The stop ride/stop sale edict that Polaris issued for a decade worth of snowmobiles continues as summer transitions to fall, but Polaris officials say fixes to the problems have been identified.
The order, issued August 30, affects 230,000 snowmobiles in all, including 2021-23 models in the Matryx chassis, 2015-22 models in the Axys chassis and even some Pro-Ride chassis trail sleds dating back to 2013-14. It is related to electrostatic discharge from in-tank fuel pumps that could lead to fires, though just 30 incidences, 16 fires and 1 injury has been reported in that 10 years worth of sleds.

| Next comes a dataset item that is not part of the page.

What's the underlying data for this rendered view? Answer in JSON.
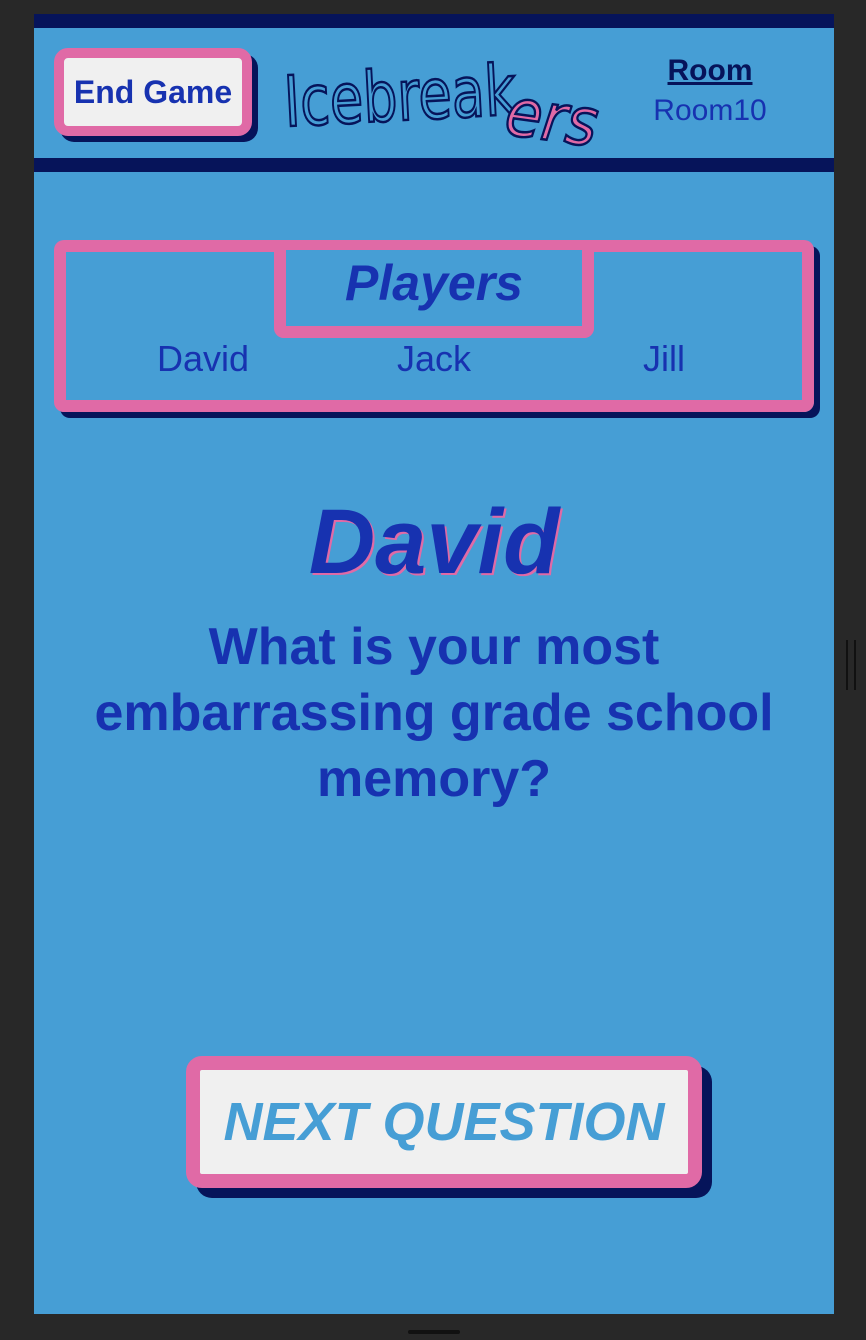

In recent updates, Polaris officials have said that fixes for the problems that are have been identified, but the actual repairs have to go through a rigorous testing and validation process and gain Consumer Product Safety Commission (CPSC) buy-in before they’ll be rolled out to dealers to fix.
Now it’s a race against the calendar, as winter closes in.

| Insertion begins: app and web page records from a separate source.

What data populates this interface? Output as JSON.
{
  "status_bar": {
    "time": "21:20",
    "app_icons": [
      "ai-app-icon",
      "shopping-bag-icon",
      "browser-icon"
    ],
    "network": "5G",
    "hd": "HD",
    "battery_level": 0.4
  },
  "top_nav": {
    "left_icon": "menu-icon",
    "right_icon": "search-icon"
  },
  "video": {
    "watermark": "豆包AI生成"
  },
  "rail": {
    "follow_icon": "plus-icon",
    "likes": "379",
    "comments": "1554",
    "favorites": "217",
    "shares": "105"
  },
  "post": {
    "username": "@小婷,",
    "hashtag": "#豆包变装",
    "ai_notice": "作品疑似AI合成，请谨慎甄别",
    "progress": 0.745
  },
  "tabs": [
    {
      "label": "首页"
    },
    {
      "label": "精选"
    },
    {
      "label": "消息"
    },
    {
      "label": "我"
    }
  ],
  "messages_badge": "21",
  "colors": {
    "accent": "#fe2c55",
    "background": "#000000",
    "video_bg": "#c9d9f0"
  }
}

Behind The Problem
On background, we learned from Polaris officials that there are actually three different fuel pumps that Polaris has used in its snowmobiles in different applications over the last decade. All are from the same vendor, and all have the same potential flaw.
The fix varies between the three pumps, but each one has been identified and is going through testing, we were told. Each will involve removing those fuel pumps and either replacing the fuel pump or modifying them before reinstalling.
In an online video, Polaris Staff Design Engineer Matt Prusak (no relation to this magazine’s editor with the same last name) covered some important topics. It is posted below.
Polaris officials also said that they are investigating ways to send help to dealerships once the fixes get the OK, because they obviously have a LOT of snowmobiles to fix across the Snowbelt.
Here is the word-for-word transcription of the Polaris video, with items in all capital letters being the on-screen questions between Mr. Prusak’s answers:
“My name is Matt Prusak, I am a senior staff engineer with the snow team in Roseau, I have been with the company for 16 years. My team is responsible for the chassis, steering, suspension and fuel systems for the snowmobiles.”
WHAT’S HAPPENING WITH THE FIX PROCESS?
“There have been a lot of questions about what has been happening with this fix process and we think that it’s very important to reiterate that, first we are very focused on the safety of our product. We have a fix identified for every snowmobile that is affected by this ‘stop ride’ and we are in the final stages of validation of that fix. We are also ramping up our supply chain to quickly react and get parts to dealers, and build clean product on our production line.”
IF I JUST PUT FRESH GAS IN, WILL THAT BE ENOUGH?
“The question is: ‘If I just top off my fuel tank or put in fresh gas, does that fix the problem?’ The answer is ‘No.’ You shouldn’t ride your snowmobile without bringing it in to your dealer and having this fix installed. Only if you need to move your snowmobile should you top the fuel tank fully before you do that.”
HOW IS POLARIS PLANNING TO HELP GET SLEDS FIXED QUICKLY FOR THE COMING SEASON?
“We want to reiterate again that we are focused on safety. There are engineers and validation team members working around the clock and on weekends to validate this fix as quickly as possible. At the same time we are ramping up our supply chain so that we can begin to deliver the components needed for this to the field as quickly as possible.”
Editor’s Note: Every issue of Snow Goer magazine includes in-depth sled reports and comparisons, aftermarket gear and accessories reviews, riding destination articles, do-it-yourself repair information, snowmobile technology and more! This story is from the November 2021 issue’s Cold Tested department. Subscribe to Snow Goer now to receive issues delivered to your door or your computer for a low cost.